About this exercise
Scan the entries for the word "JSON" and return every line that has it.

══════

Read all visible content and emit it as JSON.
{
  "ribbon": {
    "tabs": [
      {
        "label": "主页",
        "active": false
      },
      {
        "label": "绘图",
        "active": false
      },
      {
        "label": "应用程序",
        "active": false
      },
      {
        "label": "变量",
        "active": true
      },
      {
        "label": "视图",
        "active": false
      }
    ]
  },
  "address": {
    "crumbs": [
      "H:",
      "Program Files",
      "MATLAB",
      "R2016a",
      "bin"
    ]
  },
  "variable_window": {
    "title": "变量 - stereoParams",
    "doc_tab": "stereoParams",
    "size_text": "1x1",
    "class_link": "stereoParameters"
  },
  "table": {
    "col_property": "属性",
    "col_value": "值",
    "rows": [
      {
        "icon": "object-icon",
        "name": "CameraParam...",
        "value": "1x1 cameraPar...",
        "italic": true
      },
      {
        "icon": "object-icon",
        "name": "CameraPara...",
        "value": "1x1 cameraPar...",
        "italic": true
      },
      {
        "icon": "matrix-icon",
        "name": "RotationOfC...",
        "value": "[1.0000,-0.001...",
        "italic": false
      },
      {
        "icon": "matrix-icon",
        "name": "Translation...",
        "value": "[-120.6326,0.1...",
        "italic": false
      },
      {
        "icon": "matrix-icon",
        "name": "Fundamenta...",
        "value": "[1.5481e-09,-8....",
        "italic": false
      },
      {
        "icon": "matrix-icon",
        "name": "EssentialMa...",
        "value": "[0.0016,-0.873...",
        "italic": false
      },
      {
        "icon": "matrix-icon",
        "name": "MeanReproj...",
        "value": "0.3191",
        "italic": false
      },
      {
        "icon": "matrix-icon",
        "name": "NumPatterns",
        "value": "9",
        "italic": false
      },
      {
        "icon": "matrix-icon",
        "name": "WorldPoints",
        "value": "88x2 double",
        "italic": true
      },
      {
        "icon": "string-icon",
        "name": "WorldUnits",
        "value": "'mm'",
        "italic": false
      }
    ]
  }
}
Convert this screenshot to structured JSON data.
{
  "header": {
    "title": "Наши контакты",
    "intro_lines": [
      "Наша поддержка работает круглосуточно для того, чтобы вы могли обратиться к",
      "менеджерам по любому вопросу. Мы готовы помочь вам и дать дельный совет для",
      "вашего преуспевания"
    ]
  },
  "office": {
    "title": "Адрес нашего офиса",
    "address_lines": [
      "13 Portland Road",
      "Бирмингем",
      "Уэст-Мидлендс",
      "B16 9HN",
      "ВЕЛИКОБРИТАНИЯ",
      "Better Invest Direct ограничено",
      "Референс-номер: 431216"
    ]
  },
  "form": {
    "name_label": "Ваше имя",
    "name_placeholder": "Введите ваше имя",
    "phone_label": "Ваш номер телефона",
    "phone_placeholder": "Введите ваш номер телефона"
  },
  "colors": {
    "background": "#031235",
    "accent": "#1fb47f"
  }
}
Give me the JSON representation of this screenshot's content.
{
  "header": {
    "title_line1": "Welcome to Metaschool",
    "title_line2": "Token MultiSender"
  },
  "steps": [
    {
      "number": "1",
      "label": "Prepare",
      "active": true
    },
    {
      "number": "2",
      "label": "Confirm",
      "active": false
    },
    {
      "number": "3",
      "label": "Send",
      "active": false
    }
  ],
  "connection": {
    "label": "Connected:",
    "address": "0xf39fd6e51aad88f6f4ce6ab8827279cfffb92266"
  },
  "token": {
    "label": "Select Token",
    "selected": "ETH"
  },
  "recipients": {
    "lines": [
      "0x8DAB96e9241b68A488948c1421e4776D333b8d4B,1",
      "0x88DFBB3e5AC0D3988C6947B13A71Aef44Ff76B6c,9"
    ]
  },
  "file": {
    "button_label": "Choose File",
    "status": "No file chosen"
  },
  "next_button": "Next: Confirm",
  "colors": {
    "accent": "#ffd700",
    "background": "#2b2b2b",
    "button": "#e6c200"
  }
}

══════

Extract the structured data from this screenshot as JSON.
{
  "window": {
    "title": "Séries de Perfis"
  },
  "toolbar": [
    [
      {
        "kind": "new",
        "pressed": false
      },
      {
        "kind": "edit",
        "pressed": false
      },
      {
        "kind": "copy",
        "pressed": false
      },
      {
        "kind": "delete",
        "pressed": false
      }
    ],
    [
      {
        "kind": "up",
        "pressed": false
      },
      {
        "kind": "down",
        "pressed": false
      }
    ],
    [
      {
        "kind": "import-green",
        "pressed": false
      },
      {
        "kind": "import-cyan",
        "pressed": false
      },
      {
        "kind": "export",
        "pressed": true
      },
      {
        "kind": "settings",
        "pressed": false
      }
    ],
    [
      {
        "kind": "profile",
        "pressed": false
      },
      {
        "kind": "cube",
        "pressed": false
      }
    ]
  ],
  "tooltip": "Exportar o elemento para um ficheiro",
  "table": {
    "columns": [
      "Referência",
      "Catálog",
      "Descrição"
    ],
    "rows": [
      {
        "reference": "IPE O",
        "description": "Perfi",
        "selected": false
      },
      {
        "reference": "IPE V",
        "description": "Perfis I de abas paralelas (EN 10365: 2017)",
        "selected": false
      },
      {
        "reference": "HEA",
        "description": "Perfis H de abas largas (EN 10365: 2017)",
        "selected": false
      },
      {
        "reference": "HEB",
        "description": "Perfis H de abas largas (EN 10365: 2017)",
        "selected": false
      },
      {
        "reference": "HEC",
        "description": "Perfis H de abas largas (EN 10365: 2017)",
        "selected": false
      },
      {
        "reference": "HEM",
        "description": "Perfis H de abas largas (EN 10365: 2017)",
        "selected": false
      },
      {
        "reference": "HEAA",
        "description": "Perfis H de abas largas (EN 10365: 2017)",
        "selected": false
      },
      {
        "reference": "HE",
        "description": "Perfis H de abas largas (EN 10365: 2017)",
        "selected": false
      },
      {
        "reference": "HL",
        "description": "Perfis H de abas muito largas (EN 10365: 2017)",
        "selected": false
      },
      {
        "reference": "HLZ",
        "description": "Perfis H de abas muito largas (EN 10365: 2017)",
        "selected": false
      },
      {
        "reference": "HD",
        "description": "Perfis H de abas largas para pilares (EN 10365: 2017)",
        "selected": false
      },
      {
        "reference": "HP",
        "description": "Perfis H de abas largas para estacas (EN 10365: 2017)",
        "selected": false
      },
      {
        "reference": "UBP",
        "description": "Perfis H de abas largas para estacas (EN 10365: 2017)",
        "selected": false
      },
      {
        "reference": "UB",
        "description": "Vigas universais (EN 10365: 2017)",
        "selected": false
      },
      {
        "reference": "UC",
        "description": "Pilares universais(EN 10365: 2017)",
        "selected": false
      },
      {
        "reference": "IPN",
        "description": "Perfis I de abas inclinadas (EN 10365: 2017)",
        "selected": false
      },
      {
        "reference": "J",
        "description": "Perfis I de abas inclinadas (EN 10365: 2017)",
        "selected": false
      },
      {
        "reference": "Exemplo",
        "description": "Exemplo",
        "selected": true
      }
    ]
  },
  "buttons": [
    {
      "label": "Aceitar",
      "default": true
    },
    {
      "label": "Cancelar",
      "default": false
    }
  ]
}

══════

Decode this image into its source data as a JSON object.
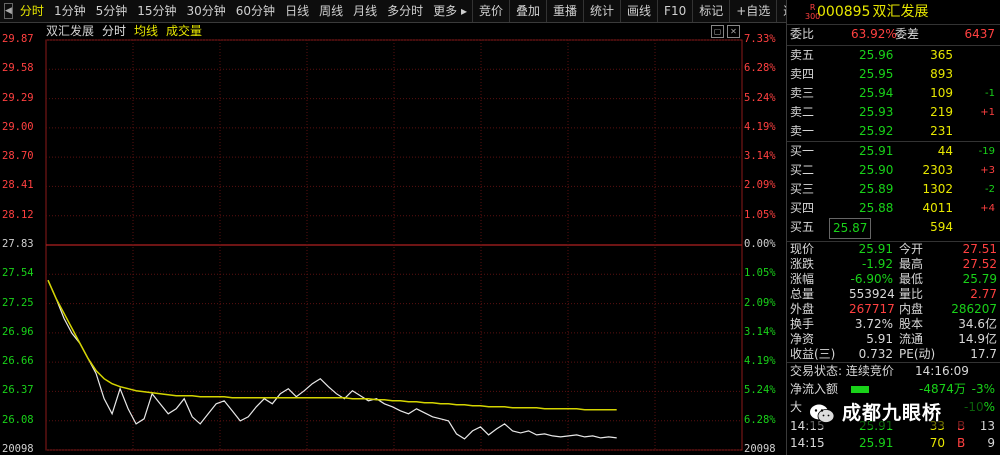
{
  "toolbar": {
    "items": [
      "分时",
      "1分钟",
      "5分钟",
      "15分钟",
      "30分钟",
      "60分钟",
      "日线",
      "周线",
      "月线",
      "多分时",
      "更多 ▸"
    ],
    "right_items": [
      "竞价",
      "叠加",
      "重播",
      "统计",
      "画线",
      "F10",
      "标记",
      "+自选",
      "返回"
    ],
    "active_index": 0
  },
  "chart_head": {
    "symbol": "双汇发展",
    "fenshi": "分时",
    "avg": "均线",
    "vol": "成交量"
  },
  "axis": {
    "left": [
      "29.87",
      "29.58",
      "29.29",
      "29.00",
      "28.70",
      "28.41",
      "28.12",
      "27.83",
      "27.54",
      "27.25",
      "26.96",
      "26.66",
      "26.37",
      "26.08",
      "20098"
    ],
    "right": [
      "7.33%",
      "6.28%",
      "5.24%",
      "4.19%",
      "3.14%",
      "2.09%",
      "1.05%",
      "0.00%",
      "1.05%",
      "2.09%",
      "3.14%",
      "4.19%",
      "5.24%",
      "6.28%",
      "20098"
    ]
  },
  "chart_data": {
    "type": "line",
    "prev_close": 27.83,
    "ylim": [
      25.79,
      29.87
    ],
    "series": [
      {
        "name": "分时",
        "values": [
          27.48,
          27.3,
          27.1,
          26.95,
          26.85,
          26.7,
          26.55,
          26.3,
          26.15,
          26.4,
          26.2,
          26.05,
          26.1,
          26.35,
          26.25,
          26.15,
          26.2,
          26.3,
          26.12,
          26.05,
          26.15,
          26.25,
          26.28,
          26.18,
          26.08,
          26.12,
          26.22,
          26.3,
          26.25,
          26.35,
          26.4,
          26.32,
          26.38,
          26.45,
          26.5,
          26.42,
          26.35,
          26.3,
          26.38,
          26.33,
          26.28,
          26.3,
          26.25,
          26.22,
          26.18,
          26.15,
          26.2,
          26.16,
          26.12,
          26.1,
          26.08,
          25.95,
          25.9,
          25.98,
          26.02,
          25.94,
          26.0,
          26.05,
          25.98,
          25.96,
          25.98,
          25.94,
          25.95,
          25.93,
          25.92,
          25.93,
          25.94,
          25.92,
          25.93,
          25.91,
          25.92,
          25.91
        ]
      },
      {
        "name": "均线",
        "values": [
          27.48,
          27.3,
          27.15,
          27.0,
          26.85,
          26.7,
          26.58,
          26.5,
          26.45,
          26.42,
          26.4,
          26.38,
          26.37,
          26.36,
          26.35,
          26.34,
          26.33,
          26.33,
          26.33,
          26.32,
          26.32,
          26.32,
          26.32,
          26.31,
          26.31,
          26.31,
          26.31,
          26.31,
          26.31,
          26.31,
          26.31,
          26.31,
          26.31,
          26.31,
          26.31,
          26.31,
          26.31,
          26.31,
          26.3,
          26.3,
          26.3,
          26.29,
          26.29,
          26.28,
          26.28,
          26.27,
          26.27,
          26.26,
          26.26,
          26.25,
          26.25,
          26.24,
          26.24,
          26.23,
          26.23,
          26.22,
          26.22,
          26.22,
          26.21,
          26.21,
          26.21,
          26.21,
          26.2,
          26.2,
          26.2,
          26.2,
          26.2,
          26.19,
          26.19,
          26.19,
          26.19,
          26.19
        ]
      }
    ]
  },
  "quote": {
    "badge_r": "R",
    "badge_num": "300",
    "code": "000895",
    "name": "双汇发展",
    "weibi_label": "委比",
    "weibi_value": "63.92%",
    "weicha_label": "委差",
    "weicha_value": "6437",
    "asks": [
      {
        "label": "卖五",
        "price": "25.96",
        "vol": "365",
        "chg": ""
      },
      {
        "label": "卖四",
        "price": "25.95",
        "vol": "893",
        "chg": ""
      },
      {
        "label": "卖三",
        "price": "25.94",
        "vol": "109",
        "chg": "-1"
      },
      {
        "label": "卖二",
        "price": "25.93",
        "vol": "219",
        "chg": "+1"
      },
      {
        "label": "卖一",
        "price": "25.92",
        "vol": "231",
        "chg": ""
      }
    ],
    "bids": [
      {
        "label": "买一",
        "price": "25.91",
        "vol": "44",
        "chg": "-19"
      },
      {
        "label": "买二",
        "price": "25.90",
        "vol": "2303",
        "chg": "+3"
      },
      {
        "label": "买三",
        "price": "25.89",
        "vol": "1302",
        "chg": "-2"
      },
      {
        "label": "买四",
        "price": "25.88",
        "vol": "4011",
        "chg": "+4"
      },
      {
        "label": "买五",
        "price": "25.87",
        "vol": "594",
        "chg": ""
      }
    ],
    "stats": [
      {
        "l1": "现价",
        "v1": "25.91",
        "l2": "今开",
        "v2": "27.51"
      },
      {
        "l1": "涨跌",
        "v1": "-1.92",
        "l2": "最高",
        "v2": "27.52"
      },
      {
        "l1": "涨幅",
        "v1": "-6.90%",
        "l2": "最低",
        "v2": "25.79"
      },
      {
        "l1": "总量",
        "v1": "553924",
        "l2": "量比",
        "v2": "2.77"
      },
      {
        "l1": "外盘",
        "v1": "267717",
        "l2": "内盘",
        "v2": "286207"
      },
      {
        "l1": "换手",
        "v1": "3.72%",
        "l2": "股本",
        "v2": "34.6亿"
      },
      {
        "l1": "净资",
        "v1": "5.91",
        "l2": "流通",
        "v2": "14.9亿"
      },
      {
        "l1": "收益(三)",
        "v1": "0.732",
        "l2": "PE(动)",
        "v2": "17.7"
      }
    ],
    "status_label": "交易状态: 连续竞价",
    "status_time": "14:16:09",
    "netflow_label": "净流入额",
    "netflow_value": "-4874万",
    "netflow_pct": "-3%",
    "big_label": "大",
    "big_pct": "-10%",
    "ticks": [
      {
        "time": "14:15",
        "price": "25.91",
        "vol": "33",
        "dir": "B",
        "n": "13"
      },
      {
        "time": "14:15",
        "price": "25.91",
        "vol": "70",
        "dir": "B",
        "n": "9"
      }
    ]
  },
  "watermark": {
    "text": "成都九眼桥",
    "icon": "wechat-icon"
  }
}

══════

Result
Read all visible content and emit it as JSON.
Convert this screenshot to structured JSON data.
Give me the JSON representation of this screenshot's content.
Extract the structured data from this screenshot as JSON.
Decode this image into its source data as a JSON object.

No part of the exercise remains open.